# HOW TO COMPLETE THIS TASK:
In the data, find each line where the word "points" appears and list that line.

# INPUT DATA:
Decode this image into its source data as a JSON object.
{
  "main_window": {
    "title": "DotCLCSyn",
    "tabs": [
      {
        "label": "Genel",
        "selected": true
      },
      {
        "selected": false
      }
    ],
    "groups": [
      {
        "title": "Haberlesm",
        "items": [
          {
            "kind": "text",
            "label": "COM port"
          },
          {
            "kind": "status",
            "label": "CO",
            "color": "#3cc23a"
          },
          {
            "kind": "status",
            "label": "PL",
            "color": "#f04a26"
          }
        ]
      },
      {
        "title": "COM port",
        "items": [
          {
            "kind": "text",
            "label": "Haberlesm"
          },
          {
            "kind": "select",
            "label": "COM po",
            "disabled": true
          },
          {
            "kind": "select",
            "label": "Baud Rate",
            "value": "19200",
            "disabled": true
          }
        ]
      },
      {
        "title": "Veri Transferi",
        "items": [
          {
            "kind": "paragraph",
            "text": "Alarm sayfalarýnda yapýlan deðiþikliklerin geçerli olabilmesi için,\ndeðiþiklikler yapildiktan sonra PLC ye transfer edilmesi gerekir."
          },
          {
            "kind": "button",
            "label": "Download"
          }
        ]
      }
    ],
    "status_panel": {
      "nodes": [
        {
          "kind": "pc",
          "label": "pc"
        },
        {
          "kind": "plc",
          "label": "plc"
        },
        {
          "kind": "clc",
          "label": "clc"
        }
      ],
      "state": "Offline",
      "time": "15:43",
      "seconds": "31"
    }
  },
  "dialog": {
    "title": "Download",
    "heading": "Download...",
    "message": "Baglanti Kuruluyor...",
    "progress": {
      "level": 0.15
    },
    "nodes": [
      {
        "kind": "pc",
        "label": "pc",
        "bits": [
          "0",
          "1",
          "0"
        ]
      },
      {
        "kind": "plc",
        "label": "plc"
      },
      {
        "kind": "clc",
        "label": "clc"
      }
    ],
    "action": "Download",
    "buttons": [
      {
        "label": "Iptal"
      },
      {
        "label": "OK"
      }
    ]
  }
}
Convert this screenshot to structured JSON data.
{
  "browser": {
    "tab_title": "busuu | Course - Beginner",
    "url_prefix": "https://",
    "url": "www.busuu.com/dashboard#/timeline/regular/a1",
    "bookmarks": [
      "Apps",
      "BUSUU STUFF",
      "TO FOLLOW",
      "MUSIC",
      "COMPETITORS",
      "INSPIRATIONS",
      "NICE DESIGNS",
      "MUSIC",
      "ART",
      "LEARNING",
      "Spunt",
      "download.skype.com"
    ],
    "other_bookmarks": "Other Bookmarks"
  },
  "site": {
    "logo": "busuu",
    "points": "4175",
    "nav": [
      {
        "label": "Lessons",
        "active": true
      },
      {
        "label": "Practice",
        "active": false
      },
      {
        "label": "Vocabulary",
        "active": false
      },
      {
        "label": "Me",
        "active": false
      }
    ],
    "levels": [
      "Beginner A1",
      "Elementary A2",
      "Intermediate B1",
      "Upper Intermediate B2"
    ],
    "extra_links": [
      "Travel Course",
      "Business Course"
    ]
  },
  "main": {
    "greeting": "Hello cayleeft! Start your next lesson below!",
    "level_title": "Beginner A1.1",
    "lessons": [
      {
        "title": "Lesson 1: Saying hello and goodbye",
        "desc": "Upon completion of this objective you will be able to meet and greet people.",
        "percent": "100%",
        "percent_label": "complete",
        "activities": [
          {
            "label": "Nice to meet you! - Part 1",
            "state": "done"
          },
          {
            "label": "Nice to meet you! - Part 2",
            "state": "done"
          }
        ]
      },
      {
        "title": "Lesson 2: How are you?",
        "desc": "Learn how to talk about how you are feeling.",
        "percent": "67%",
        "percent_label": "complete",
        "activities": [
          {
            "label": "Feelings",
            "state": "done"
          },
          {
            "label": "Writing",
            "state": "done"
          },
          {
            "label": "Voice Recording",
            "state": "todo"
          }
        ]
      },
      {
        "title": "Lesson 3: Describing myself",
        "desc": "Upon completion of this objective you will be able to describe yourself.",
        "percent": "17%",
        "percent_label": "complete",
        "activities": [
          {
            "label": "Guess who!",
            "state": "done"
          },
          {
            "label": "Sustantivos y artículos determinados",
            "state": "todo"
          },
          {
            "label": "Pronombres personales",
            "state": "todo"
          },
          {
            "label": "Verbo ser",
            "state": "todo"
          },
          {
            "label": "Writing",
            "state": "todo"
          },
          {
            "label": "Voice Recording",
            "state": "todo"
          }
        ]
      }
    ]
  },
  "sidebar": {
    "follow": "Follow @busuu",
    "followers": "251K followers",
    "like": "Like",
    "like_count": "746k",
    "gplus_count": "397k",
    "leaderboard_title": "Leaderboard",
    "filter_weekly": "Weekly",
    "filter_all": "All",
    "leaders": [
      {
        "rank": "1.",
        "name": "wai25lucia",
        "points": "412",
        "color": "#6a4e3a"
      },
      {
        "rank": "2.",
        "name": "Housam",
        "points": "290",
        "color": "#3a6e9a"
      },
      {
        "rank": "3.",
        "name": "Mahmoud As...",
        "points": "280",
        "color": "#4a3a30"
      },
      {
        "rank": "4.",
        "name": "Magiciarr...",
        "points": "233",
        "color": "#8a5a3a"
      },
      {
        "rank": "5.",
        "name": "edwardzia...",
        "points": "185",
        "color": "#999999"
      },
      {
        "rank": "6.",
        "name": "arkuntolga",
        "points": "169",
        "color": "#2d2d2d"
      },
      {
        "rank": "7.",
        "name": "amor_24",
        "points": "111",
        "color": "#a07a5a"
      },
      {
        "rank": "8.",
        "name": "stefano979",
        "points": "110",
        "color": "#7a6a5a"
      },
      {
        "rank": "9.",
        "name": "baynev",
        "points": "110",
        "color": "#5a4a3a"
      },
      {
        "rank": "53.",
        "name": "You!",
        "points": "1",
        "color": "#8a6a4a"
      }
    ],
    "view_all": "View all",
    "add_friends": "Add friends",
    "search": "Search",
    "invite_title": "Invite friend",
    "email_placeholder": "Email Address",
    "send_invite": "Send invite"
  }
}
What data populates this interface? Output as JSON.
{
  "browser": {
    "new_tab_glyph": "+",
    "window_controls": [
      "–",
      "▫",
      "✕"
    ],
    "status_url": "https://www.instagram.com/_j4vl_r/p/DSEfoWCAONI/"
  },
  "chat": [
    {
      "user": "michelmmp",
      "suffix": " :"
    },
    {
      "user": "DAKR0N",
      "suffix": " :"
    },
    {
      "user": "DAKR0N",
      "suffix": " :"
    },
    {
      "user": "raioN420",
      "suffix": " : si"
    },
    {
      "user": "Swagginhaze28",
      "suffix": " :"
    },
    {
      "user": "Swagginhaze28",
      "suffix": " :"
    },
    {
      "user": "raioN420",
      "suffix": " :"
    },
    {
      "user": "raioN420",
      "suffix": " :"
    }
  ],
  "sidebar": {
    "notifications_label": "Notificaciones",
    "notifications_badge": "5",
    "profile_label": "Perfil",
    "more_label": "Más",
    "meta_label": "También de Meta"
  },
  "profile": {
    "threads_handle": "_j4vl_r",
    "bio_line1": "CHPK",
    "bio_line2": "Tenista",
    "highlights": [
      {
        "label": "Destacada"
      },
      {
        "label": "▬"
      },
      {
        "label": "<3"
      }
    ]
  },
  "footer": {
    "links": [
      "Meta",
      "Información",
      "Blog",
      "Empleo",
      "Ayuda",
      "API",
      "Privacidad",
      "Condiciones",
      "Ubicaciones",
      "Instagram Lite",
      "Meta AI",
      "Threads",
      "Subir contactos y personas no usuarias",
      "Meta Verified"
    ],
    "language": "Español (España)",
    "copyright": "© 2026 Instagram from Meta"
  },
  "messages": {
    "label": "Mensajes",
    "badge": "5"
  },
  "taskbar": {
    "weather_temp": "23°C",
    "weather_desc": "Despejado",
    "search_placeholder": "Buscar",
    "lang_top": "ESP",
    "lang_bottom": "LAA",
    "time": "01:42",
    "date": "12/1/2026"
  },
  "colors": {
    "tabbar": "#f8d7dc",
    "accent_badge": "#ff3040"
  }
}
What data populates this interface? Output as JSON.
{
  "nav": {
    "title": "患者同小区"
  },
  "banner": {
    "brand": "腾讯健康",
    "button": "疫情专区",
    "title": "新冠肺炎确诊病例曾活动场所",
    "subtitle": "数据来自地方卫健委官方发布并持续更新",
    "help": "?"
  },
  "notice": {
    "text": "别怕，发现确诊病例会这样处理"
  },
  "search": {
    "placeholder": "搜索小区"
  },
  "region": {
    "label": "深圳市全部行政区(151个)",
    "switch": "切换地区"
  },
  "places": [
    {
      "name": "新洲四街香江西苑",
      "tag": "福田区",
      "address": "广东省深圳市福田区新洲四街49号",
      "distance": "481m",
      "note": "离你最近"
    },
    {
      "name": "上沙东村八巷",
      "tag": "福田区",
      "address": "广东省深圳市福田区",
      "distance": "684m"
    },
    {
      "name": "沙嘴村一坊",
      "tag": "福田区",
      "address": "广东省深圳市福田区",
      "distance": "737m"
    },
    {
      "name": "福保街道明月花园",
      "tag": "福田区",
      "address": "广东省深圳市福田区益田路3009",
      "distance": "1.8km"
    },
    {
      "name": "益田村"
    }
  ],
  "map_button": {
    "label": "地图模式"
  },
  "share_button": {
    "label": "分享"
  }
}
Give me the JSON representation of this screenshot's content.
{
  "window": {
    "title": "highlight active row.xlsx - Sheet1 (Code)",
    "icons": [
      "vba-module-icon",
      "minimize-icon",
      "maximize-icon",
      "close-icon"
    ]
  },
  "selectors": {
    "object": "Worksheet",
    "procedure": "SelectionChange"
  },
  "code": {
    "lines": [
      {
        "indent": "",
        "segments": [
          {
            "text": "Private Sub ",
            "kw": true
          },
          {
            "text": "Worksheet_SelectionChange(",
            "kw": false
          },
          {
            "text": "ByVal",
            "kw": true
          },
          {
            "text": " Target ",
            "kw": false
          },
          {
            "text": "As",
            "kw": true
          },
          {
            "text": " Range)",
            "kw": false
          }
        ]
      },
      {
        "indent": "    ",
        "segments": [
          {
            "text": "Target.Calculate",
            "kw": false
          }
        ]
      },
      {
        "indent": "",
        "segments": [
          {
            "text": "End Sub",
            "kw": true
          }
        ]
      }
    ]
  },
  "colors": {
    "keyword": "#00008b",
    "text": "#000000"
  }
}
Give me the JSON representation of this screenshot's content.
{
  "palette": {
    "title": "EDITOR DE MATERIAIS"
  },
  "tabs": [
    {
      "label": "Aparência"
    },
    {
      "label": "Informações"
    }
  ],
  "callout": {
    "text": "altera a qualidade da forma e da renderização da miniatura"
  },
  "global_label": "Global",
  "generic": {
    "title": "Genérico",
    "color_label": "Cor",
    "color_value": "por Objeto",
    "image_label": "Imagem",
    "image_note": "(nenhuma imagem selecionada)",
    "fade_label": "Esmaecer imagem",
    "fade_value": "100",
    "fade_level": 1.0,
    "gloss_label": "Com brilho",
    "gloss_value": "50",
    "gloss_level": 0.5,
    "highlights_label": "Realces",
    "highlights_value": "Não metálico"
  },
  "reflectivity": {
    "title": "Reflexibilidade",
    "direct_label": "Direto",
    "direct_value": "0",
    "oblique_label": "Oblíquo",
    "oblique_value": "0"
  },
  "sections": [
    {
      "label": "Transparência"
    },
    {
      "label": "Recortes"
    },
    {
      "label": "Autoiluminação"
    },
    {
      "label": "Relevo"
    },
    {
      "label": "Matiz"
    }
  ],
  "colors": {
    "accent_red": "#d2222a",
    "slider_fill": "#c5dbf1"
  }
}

# THE ANSWER:
    "points": "4175",
        "points": "412",
        "points": "290",
        "points": "280",
        "points": "233",
        "points": "185",
        "points": "169",
        "points": "111",
        "points": "110",
        "points": "110",
        "points": "1",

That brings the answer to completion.